### Task to complete:
Output the records exactly as they appear, with no pictures included.

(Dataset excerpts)
>>>
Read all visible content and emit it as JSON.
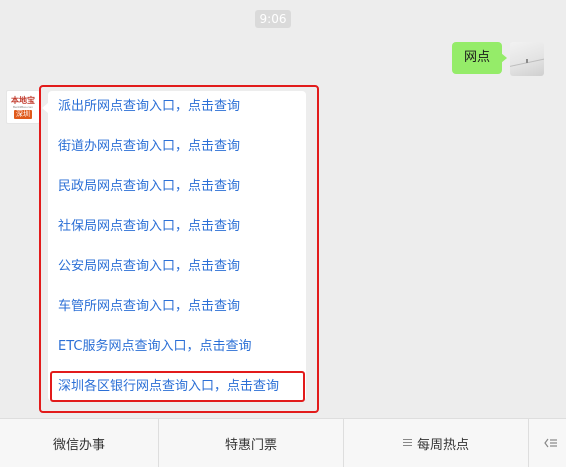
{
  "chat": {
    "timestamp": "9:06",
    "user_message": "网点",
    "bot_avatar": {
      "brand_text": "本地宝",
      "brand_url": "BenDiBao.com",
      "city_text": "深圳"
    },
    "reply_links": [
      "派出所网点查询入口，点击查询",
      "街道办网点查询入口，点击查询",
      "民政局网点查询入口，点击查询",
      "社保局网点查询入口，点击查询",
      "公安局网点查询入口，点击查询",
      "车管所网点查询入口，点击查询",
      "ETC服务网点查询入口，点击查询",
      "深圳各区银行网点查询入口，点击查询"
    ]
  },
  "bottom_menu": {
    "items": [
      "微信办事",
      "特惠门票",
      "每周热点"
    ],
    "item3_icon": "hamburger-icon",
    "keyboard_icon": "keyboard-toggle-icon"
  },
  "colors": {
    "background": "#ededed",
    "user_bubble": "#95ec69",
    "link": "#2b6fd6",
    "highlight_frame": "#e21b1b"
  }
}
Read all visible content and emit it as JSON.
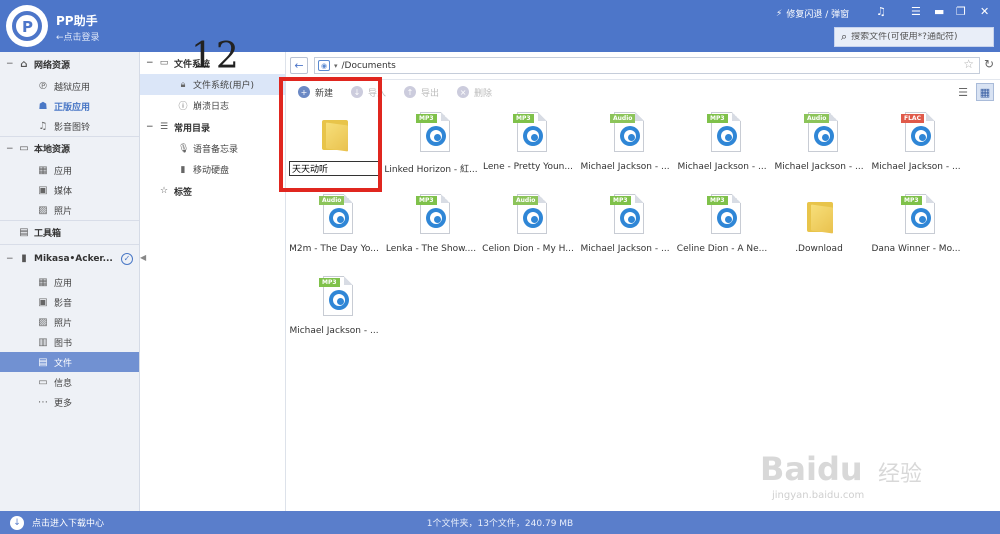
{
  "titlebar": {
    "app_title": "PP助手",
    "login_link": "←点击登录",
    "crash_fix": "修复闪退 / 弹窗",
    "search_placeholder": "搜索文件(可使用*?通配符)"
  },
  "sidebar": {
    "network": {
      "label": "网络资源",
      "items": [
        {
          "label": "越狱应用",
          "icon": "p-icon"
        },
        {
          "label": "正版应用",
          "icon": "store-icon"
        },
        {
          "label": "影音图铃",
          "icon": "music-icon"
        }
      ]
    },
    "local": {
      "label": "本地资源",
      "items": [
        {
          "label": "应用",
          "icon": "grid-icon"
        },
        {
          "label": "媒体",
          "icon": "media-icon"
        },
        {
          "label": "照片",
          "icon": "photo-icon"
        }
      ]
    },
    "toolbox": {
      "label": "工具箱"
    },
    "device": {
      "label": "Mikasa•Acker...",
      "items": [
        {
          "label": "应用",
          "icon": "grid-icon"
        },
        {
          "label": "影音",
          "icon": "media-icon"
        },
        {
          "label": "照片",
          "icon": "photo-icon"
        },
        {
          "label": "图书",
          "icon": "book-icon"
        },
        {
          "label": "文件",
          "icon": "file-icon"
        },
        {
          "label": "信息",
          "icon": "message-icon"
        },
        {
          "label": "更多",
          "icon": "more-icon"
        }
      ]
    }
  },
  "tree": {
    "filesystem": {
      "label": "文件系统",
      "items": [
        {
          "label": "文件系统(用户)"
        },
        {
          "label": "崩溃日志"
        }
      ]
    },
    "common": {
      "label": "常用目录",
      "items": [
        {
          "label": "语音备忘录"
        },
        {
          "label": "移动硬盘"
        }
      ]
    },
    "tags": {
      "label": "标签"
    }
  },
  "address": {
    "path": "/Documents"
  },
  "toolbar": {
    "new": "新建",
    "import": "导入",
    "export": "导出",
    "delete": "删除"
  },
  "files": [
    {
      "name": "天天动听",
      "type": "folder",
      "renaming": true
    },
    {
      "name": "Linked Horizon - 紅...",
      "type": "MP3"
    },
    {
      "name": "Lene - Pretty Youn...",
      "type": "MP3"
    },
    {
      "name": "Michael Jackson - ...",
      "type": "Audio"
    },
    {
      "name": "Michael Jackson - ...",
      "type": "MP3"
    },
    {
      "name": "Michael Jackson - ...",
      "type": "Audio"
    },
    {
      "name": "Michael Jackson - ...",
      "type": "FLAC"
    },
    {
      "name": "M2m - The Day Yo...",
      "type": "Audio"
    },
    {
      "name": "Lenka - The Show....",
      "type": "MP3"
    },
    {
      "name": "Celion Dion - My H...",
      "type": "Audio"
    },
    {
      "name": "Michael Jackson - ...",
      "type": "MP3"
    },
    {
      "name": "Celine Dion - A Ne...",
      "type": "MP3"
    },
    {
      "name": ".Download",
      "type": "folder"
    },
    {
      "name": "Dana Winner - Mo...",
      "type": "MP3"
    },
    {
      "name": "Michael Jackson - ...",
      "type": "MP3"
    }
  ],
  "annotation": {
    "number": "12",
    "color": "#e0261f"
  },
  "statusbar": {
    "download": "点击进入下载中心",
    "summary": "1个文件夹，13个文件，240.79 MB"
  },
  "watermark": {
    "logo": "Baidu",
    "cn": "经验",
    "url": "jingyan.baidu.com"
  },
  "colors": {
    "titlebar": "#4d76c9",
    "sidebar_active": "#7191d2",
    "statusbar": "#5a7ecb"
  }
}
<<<
### Answer section:
Read all visible content and emit it as JSON.
{
  "chat": {
    "timestamp": "9:06",
    "user_message": "网点",
    "bot_avatar": {
      "brand_text": "本地宝",
      "brand_url": "BenDiBao.com",
      "city_text": "深圳"
    },
    "reply_links": [
      "派出所网点查询入口，点击查询",
      "街道办网点查询入口，点击查询",
      "民政局网点查询入口，点击查询",
      "社保局网点查询入口，点击查询",
      "公安局网点查询入口，点击查询",
      "车管所网点查询入口，点击查询",
      "ETC服务网点查询入口，点击查询",
      "深圳各区银行网点查询入口，点击查询"
    ]
  },
  "bottom_menu": {
    "items": [
      "微信办事",
      "特惠门票",
      "每周热点"
    ],
    "item3_icon": "hamburger-icon",
    "keyboard_icon": "keyboard-toggle-icon"
  },
  "colors": {
    "background": "#ededed",
    "user_bubble": "#95ec69",
    "link": "#2b6fd6",
    "highlight_frame": "#e21b1b"
  }
}
Read all visible content and emit it as JSON.
{
  "titlebar": {
    "app_title": "PP助手",
    "login_link": "←点击登录",
    "crash_fix": "修复闪退 / 弹窗",
    "search_placeholder": "搜索文件(可使用*?通配符)"
  },
  "sidebar": {
    "network": {
      "label": "网络资源",
      "items": [
        {
          "label": "越狱应用",
          "icon": "p-icon"
        },
        {
          "label": "正版应用",
          "icon": "store-icon"
        },
        {
          "label": "影音图铃",
          "icon": "music-icon"
        }
      ]
    },
    "local": {
      "label": "本地资源",
      "items": [
        {
          "label": "应用",
          "icon": "grid-icon"
        },
        {
          "label": "媒体",
          "icon": "media-icon"
        },
        {
          "label": "照片",
          "icon": "photo-icon"
        }
      ]
    },
    "toolbox": {
      "label": "工具箱"
    },
    "device": {
      "label": "Mikasa•Acker...",
      "items": [
        {
          "label": "应用",
          "icon": "grid-icon"
        },
        {
          "label": "影音",
          "icon": "media-icon"
        },
        {
          "label": "照片",
          "icon": "photo-icon"
        },
        {
          "label": "图书",
          "icon": "book-icon"
        },
        {
          "label": "文件",
          "icon": "file-icon"
        },
        {
          "label": "信息",
          "icon": "message-icon"
        },
        {
          "label": "更多",
          "icon": "more-icon"
        }
      ]
    }
  },
  "tree": {
    "filesystem": {
      "label": "文件系统",
      "items": [
        {
          "label": "文件系统(用户)"
        },
        {
          "label": "崩溃日志"
        }
      ]
    },
    "common": {
      "label": "常用目录",
      "items": [
        {
          "label": "语音备忘录"
        },
        {
          "label": "移动硬盘"
        }
      ]
    },
    "tags": {
      "label": "标签"
    }
  },
  "address": {
    "path": "/Documents"
  },
  "toolbar": {
    "new": "新建",
    "import": "导入",
    "export": "导出",
    "delete": "删除"
  },
  "files": [
    {
      "name": "天天动听",
      "type": "folder",
      "renaming": true
    },
    {
      "name": "Linked Horizon - 紅...",
      "type": "MP3"
    },
    {
      "name": "Lene - Pretty Youn...",
      "type": "MP3"
    },
    {
      "name": "Michael Jackson - ...",
      "type": "Audio"
    },
    {
      "name": "Michael Jackson - ...",
      "type": "MP3"
    },
    {
      "name": "Michael Jackson - ...",
      "type": "Audio"
    },
    {
      "name": "Michael Jackson - ...",
      "type": "FLAC"
    },
    {
      "name": "M2m - The Day Yo...",
      "type": "Audio"
    },
    {
      "name": "Lenka - The Show....",
      "type": "MP3"
    },
    {
      "name": "Celion Dion - My H...",
      "type": "Audio"
    },
    {
      "name": "Michael Jackson - ...",
      "type": "MP3"
    },
    {
      "name": "Celine Dion - A Ne...",
      "type": "MP3"
    },
    {
      "name": ".Download",
      "type": "folder"
    },
    {
      "name": "Dana Winner - Mo...",
      "type": "MP3"
    },
    {
      "name": "Michael Jackson - ...",
      "type": "MP3"
    }
  ],
  "annotation": {
    "number": "12",
    "color": "#e0261f"
  },
  "statusbar": {
    "download": "点击进入下载中心",
    "summary": "1个文件夹，13个文件，240.79 MB"
  },
  "watermark": {
    "logo": "Baidu",
    "cn": "经验",
    "url": "jingyan.baidu.com"
  },
  "colors": {
    "titlebar": "#4d76c9",
    "sidebar_active": "#7191d2",
    "statusbar": "#5a7ecb"
  }
}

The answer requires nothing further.